_Exercise:_
Scan the records for lines holding "duration". Say how many there are and give nothing else.

(Website and app data records)
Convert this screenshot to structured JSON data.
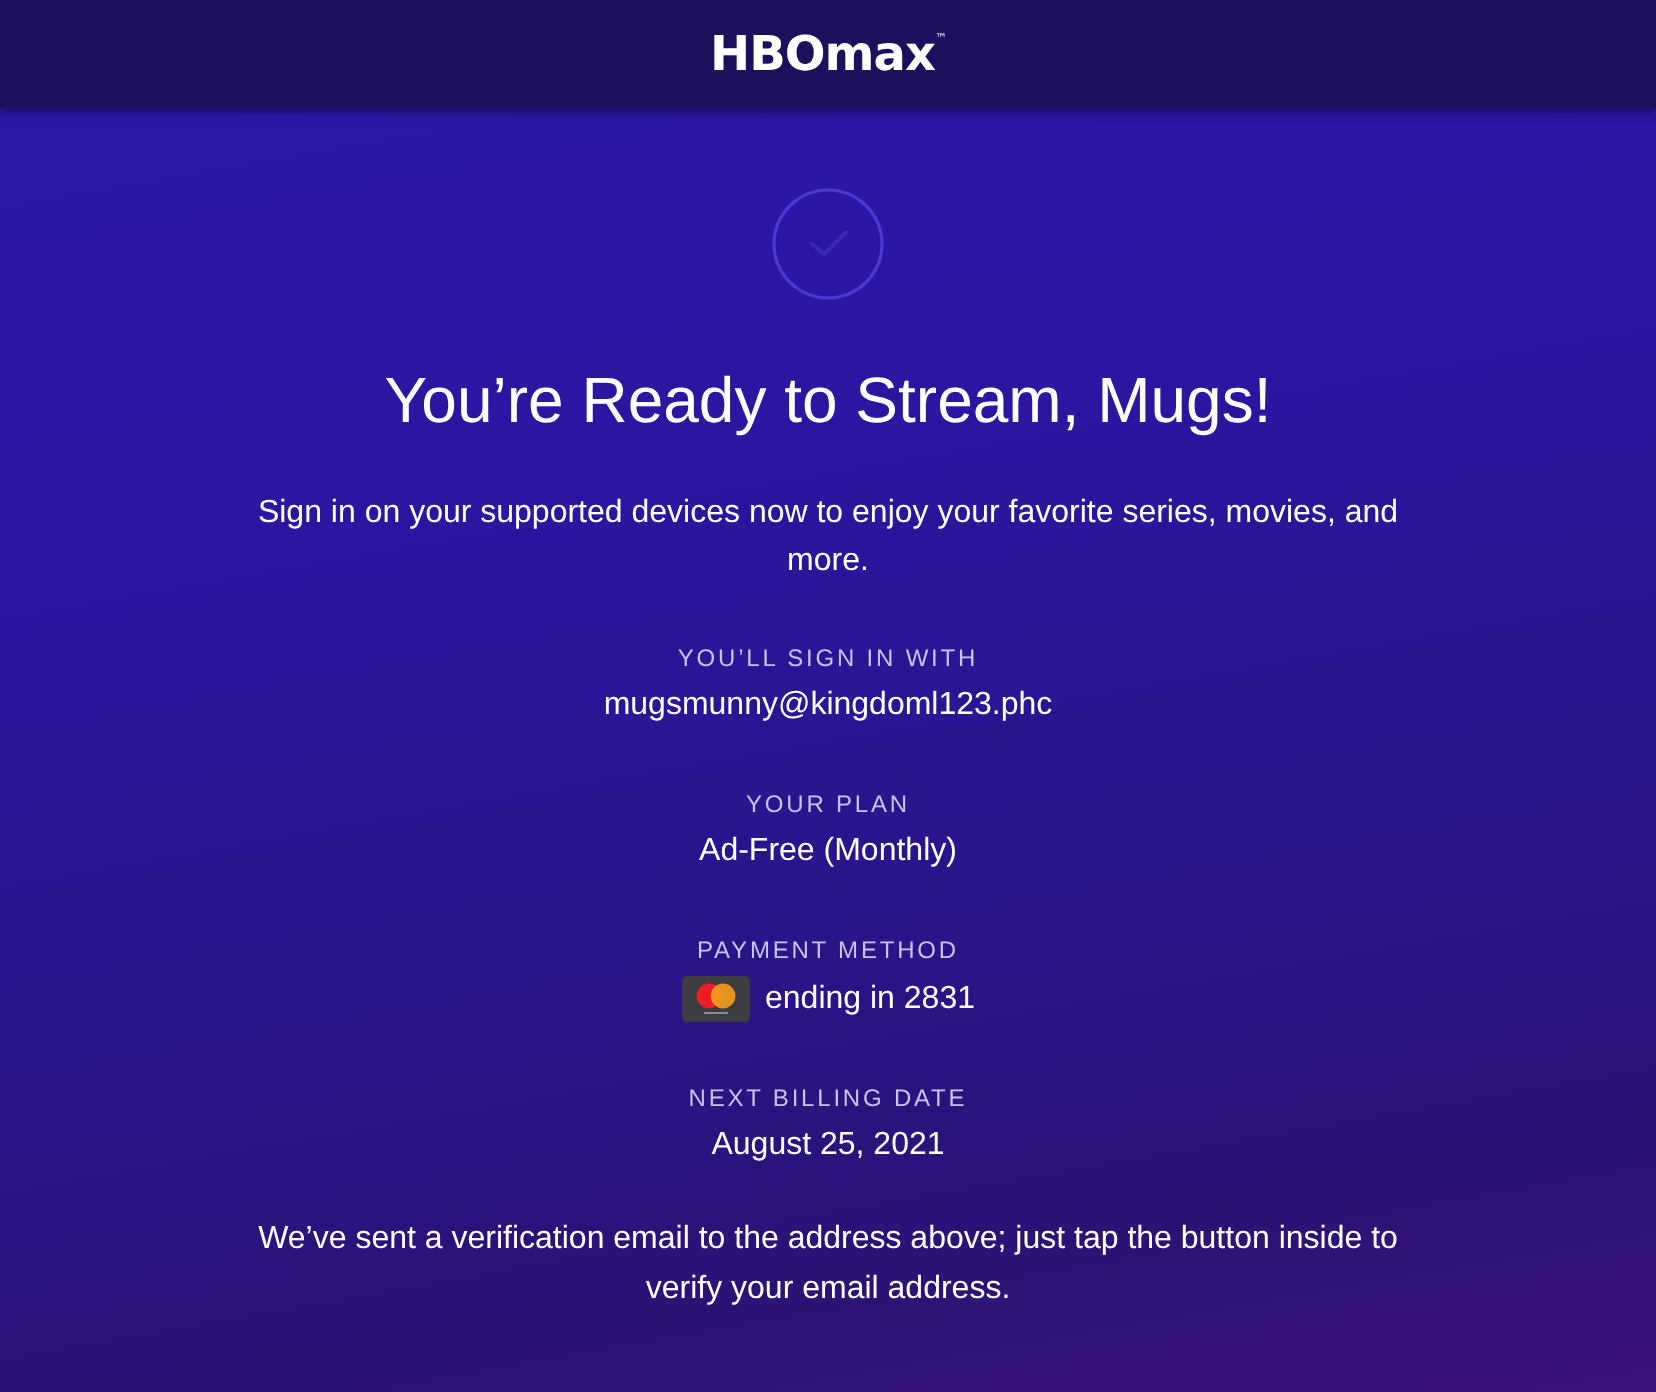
{
  "header": {
    "logo": "HBOmax$^{™}$"
  },
  "confirmation": {
    "title": "You’re Ready to Stream, Mugs!",
    "message": "Sign in on your supported devices now to enjoy your favorite series, movies, and more."
  },
  "details": [
    {
      "kind": "text",
      "label": "YOU’LL SIGN IN WITH",
      "value": "mugsmunny@kingdoml123.phc"
    },
    {
      "kind": "text",
      "label": "YOUR PLAN",
      "value": "Ad-Free (Monthly)"
    },
    {
      "kind": "card",
      "label": "PAYMENT METHOD",
      "value": "ending in 2831"
    },
    {
      "kind": "text",
      "label": "NEXT BILLING DATE",
      "value": "August 25, 2021"
    }
  ],
  "footer_note": "We’ve sent a verification email to the address above; just tap the button inside to verify your email address."
}
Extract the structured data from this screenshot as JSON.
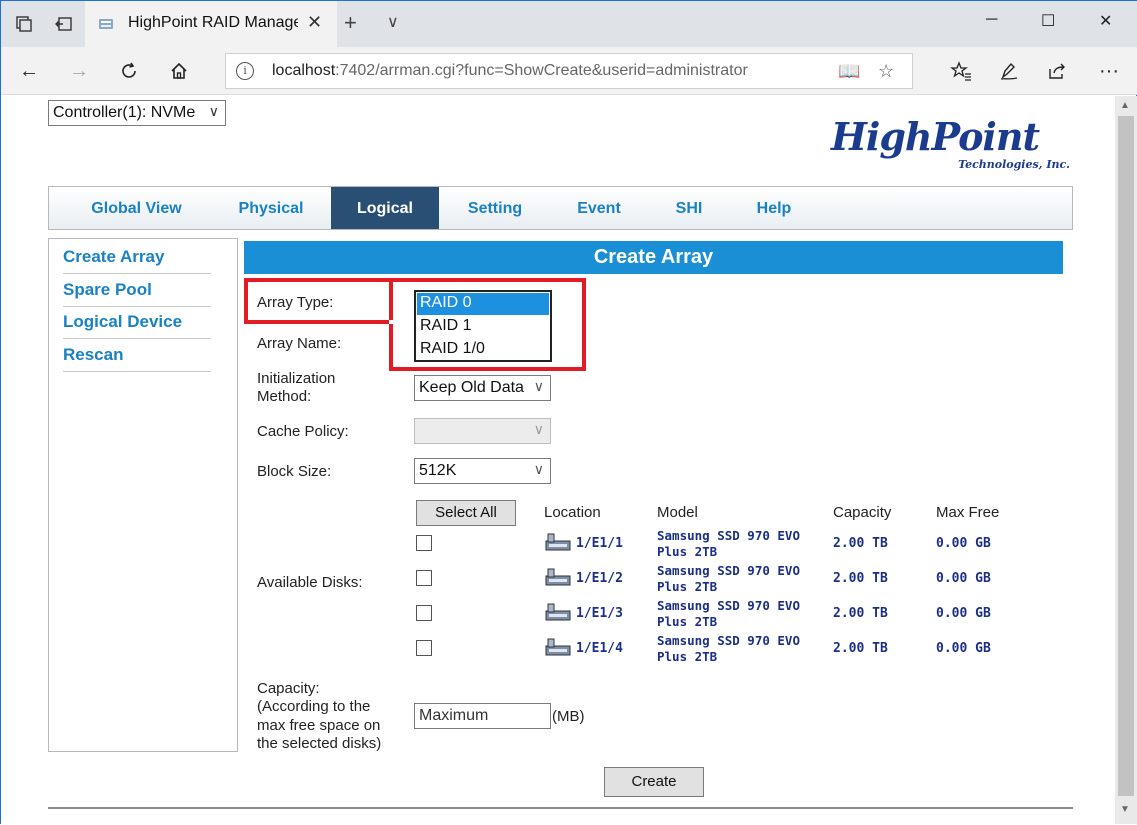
{
  "browser": {
    "tab_title": "HighPoint RAID Manage",
    "url_host": "localhost",
    "url_rest": ":7402/arrman.cgi?func=ShowCreate&userid=administrator"
  },
  "page": {
    "controller_select": "Controller(1): NVMe",
    "logo_main": "HighPoint",
    "logo_sub": "Technologies, Inc.",
    "menu": [
      "Global View",
      "Physical",
      "Logical",
      "Setting",
      "Event",
      "SHI",
      "Help"
    ],
    "active_menu": "Logical",
    "sidebar": [
      "Create Array",
      "Spare Pool",
      "Logical Device",
      "Rescan"
    ],
    "title": "Create Array",
    "form": {
      "array_type_label": "Array Type:",
      "array_type_options": [
        "RAID 0",
        "RAID 1",
        "RAID 1/0"
      ],
      "array_type_selected": "RAID 0",
      "array_name_label": "Array Name:",
      "init_label_1": "Initialization",
      "init_label_2": "Method:",
      "init_value": "Keep Old Data",
      "cache_label": "Cache Policy:",
      "cache_value": "",
      "block_label": "Block Size:",
      "block_value": "512K",
      "disks_label": "Available Disks:",
      "select_all": "Select All",
      "capacity_label": [
        "Capacity:",
        "(According to the",
        "max free space on",
        "the selected disks)"
      ],
      "capacity_value": "Maximum",
      "capacity_unit": "(MB)",
      "create_button": "Create"
    },
    "disk_headers": {
      "location": "Location",
      "model": "Model",
      "capacity": "Capacity",
      "max_free": "Max Free"
    },
    "disks": [
      {
        "location": "1/E1/1",
        "model_1": "Samsung SSD 970 EVO",
        "model_2": "Plus 2TB",
        "capacity": "2.00 TB",
        "max_free": "0.00 GB"
      },
      {
        "location": "1/E1/2",
        "model_1": "Samsung SSD 970 EVO",
        "model_2": "Plus 2TB",
        "capacity": "2.00 TB",
        "max_free": "0.00 GB"
      },
      {
        "location": "1/E1/3",
        "model_1": "Samsung SSD 970 EVO",
        "model_2": "Plus 2TB",
        "capacity": "2.00 TB",
        "max_free": "0.00 GB"
      },
      {
        "location": "1/E1/4",
        "model_1": "Samsung SSD 970 EVO",
        "model_2": "Plus 2TB",
        "capacity": "2.00 TB",
        "max_free": "0.00 GB"
      }
    ]
  },
  "colors": {
    "highlight": "#e21b24",
    "menu_link": "#1a82c4",
    "active_tab": "#2a4f74",
    "title_bar": "#1b8fd6",
    "disk_text": "#1b2f86"
  }
}
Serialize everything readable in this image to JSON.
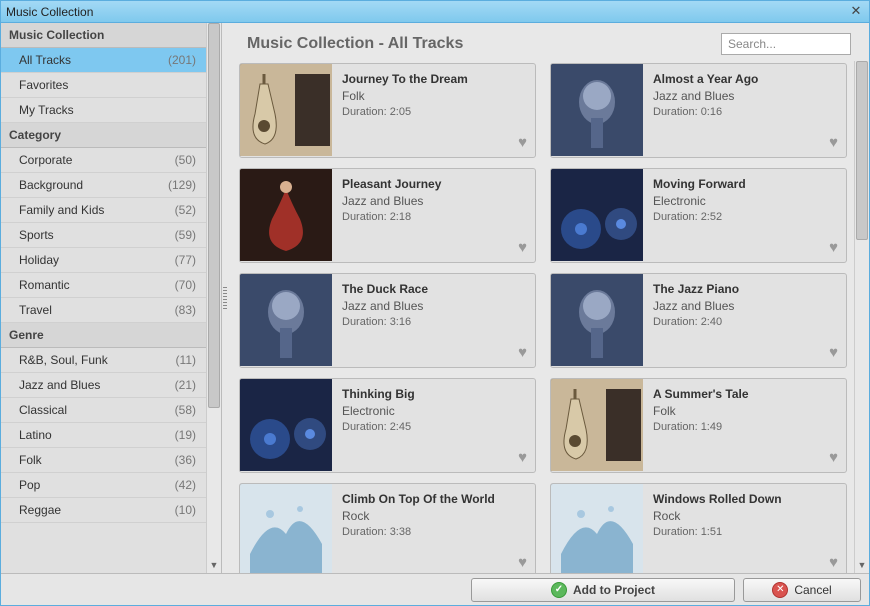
{
  "window": {
    "title": "Music Collection"
  },
  "sidebar": {
    "sections": [
      {
        "header": "Music Collection",
        "items": [
          {
            "label": "All Tracks",
            "count": "(201)",
            "selected": true
          },
          {
            "label": "Favorites",
            "count": ""
          },
          {
            "label": "My Tracks",
            "count": ""
          }
        ]
      },
      {
        "header": "Category",
        "items": [
          {
            "label": "Corporate",
            "count": "(50)"
          },
          {
            "label": "Background",
            "count": "(129)"
          },
          {
            "label": "Family and Kids",
            "count": "(52)"
          },
          {
            "label": "Sports",
            "count": "(59)"
          },
          {
            "label": "Holiday",
            "count": "(77)"
          },
          {
            "label": "Romantic",
            "count": "(70)"
          },
          {
            "label": "Travel",
            "count": "(83)"
          }
        ]
      },
      {
        "header": "Genre",
        "items": [
          {
            "label": "R&B, Soul, Funk",
            "count": "(11)"
          },
          {
            "label": "Jazz and Blues",
            "count": "(21)"
          },
          {
            "label": "Classical",
            "count": "(58)"
          },
          {
            "label": "Latino",
            "count": "(19)"
          },
          {
            "label": "Folk",
            "count": "(36)"
          },
          {
            "label": "Pop",
            "count": "(42)"
          },
          {
            "label": "Reggae",
            "count": "(10)"
          }
        ]
      }
    ]
  },
  "main": {
    "title": "Music Collection - All Tracks",
    "search_placeholder": "Search..."
  },
  "tracks": [
    {
      "title": "Journey To the Dream",
      "genre": "Folk",
      "duration": "Duration: 2:05",
      "art": "guitar"
    },
    {
      "title": "Almost a Year Ago",
      "genre": "Jazz and Blues",
      "duration": "Duration: 0:16",
      "art": "mic"
    },
    {
      "title": "Pleasant Journey",
      "genre": "Jazz and Blues",
      "duration": "Duration: 2:18",
      "art": "dancer"
    },
    {
      "title": "Moving Forward",
      "genre": "Electronic",
      "duration": "Duration: 2:52",
      "art": "dj"
    },
    {
      "title": "The Duck Race",
      "genre": "Jazz and Blues",
      "duration": "Duration: 3:16",
      "art": "mic"
    },
    {
      "title": "The Jazz Piano",
      "genre": "Jazz and Blues",
      "duration": "Duration: 2:40",
      "art": "mic"
    },
    {
      "title": "Thinking Big",
      "genre": "Electronic",
      "duration": "Duration: 2:45",
      "art": "dj"
    },
    {
      "title": "A Summer's Tale",
      "genre": "Folk",
      "duration": "Duration: 1:49",
      "art": "guitar"
    },
    {
      "title": "Climb On Top Of the World",
      "genre": "Rock",
      "duration": "Duration: 3:38",
      "art": "splash"
    },
    {
      "title": "Windows Rolled Down",
      "genre": "Rock",
      "duration": "Duration: 1:51",
      "art": "splash"
    }
  ],
  "footer": {
    "add": "Add to Project",
    "cancel": "Cancel"
  }
}
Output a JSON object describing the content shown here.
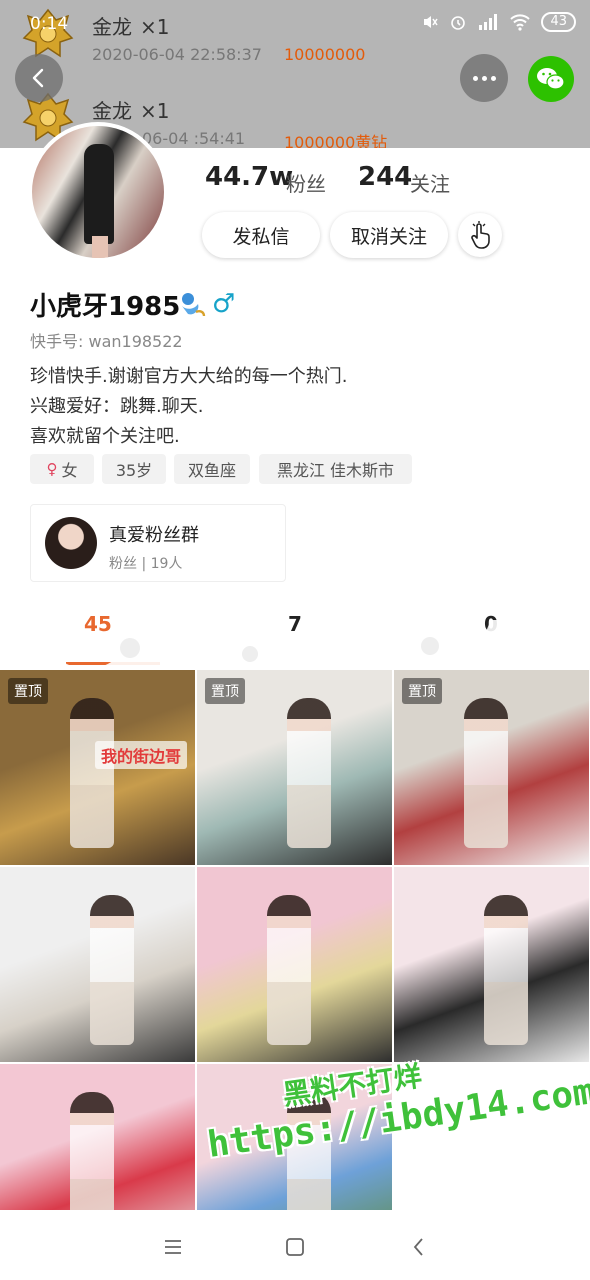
{
  "status_bar": {
    "time": "0:14",
    "battery": "43"
  },
  "gift_feed": [
    {
      "name": "金龙",
      "count": "×1",
      "time": "2020-06-04 22:58:37",
      "amount": "10000000"
    },
    {
      "name": "金龙",
      "count": "×1",
      "time": "06-04  :54:41",
      "amount": "1000000黄钻"
    }
  ],
  "profile": {
    "followers_count": "44.7w",
    "followers_label": "粉丝",
    "following_count": "244",
    "following_label": "关注",
    "message_button": "发私信",
    "unfollow_button": "取消关注",
    "name": "小虎牙1985",
    "gender_symbol": "♂",
    "kwai_id": "快手号: wan198522",
    "bio": [
      "珍惜快手.谢谢官方大大给的每一个热门.",
      "兴趣爱好：跳舞.聊天.",
      "喜欢就留个关注吧."
    ],
    "tags": [
      "女",
      "35岁",
      "双鱼座",
      "黑龙江 佳木斯市"
    ]
  },
  "fan_group": {
    "title": "真爱粉丝群",
    "subtitle": "粉丝 | 19人"
  },
  "tabs": [
    {
      "label": "45",
      "active": true
    },
    {
      "label": "7",
      "active": false
    },
    {
      "label": "0",
      "active": false
    }
  ],
  "grid": {
    "pin_label": "置顶",
    "overlay_text": "我的街边哥",
    "items": [
      {
        "pinned": true,
        "palette": [
          "#8a6a3a",
          "#c79c4c",
          "#4a3726"
        ]
      },
      {
        "pinned": true,
        "palette": [
          "#e9e6e1",
          "#9fb9b4",
          "#2d2d2d"
        ]
      },
      {
        "pinned": true,
        "palette": [
          "#d9d4cc",
          "#b24040",
          "#f2f2f2"
        ]
      },
      {
        "pinned": false,
        "palette": [
          "#efefef",
          "#d7d1c8",
          "#3a3a3a"
        ]
      },
      {
        "pinned": false,
        "palette": [
          "#f1c6d2",
          "#e3d79a",
          "#2e2e2e"
        ]
      },
      {
        "pinned": false,
        "palette": [
          "#f4e4e8",
          "#2a2a2a",
          "#e8e8e8"
        ]
      },
      {
        "pinned": false,
        "palette": [
          "#f3c7d3",
          "#d93a4a",
          "#e9e9e9"
        ]
      },
      {
        "pinned": false,
        "palette": [
          "#f2d5dc",
          "#6ea1d8",
          "#5c8a3c"
        ]
      }
    ]
  },
  "watermark": {
    "line1": "黑料不打烊",
    "line2": "https://ibdy14.com"
  },
  "colors": {
    "accent": "#e8682f",
    "gift_amount": "#e35b0a",
    "wechat": "#2dc100",
    "watermark": "#3fc13a"
  }
}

_Solution to this problem:_
10